I am glad that you took the time to write about your concerns. You have a sense that something is wrong and I think you may be correct.
You also described “watching from the sidelines” and on some occasions having conversations with imaginary people. Conversing with imaginary people may be a hallucination, which is a symptom associated with schizophrenia and other psychotic disorders. It might also be a manifestation of your extreme loneliness.
Without being able to interview you in person to gather details about your potential symptoms, it is difficult to know what may be wrong.
Someone told you that you have schizophrenia. Based on what you have described, depression may be a more realistic possibility.
It would be interesting to know who that “someone” was who believes you have schizophrenia. Is he or she a mental health professional? If not, then it may be best to devalue their opinion.

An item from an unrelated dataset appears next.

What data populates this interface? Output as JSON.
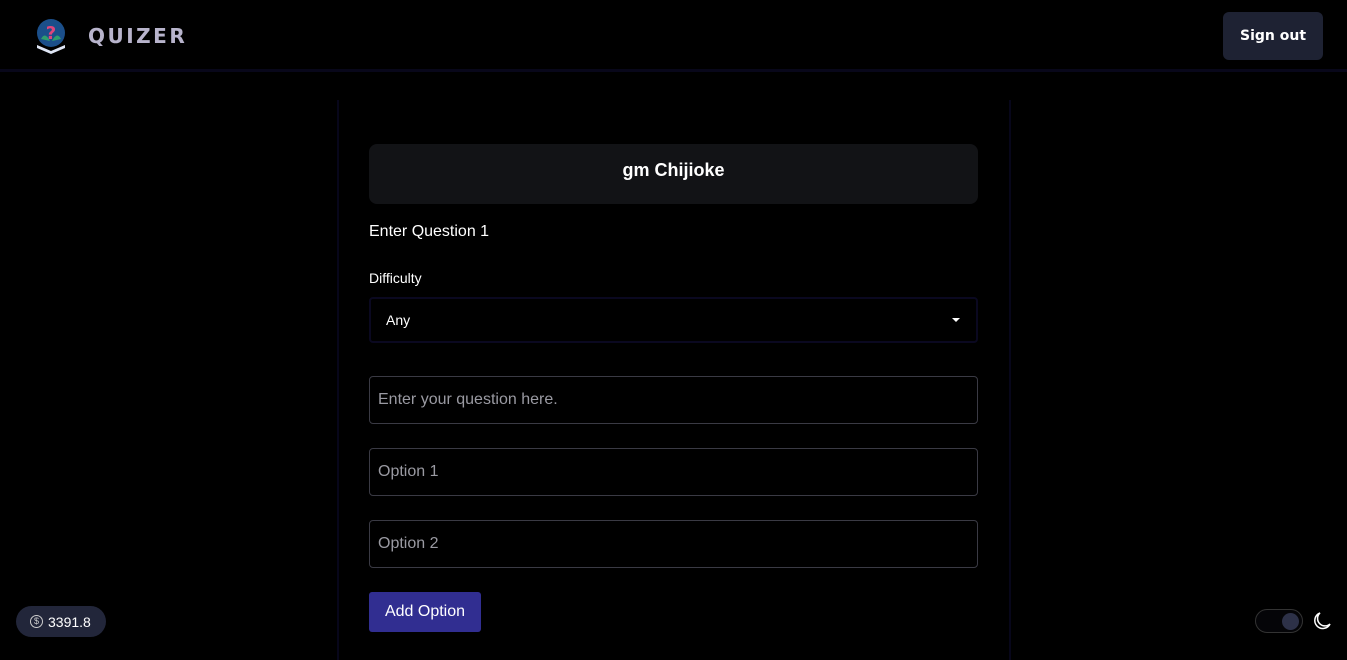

My two biggest concerns are your refusal to see a doctor and your belief that you cannot speak to your family about these issues. With regard to accessing help, you have eliminated the very people who are there to help you. These issues should not be ignored; they should be brought to the attention of a mental health professional. You are clearly suffering. You should not rule out the opportunity to receive help.
Even though you are reluctant to seek help, you should do so anyway. Are there school counselors or mental health professionals available to students on your campus? Most colleges have professional mental health services that are available to students free of charge. I would strongly advise that you utilize those services.

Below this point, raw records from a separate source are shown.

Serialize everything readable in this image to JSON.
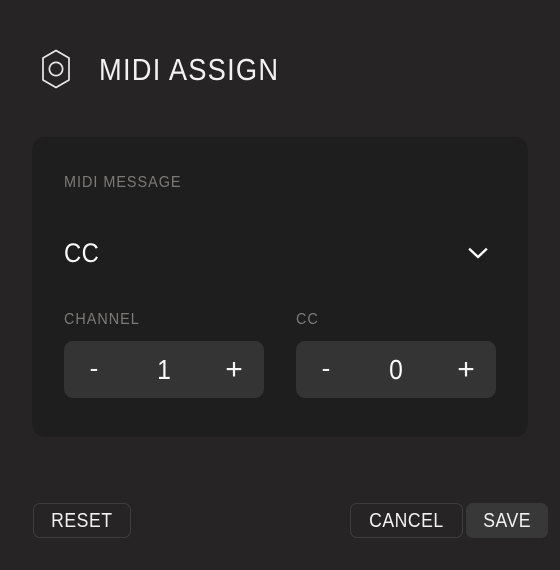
{
  "header": {
    "icon": "hexagon-nut-icon",
    "title": "MIDI ASSIGN"
  },
  "panel": {
    "midi_message": {
      "label": "MIDI MESSAGE",
      "value": "CC",
      "dropdown_icon": "chevron-down-icon"
    },
    "channel": {
      "label": "CHANNEL",
      "value": "1",
      "decrement_label": "-",
      "increment_label": "+"
    },
    "cc": {
      "label": "CC",
      "value": "0",
      "decrement_label": "-",
      "increment_label": "+"
    }
  },
  "footer": {
    "reset_label": "RESET",
    "cancel_label": "CANCEL",
    "save_label": "SAVE"
  },
  "colors": {
    "background": "#262424",
    "panel": "#1f1e1e",
    "stepper": "#343434",
    "save_button": "#393838",
    "text_primary": "#fbfbfb",
    "text_muted": "#7b7a78",
    "border": "#3f3e3e"
  }
}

You stated that you have been trying to “figure out” what’s wrong but were unsuccessful. Mental health professionals are trained to deal with these types of issues. Use their expert guidance to assist you in dealing with psychological problems; that is their job. I hope that you will take my advice and seek professional help. Please take care.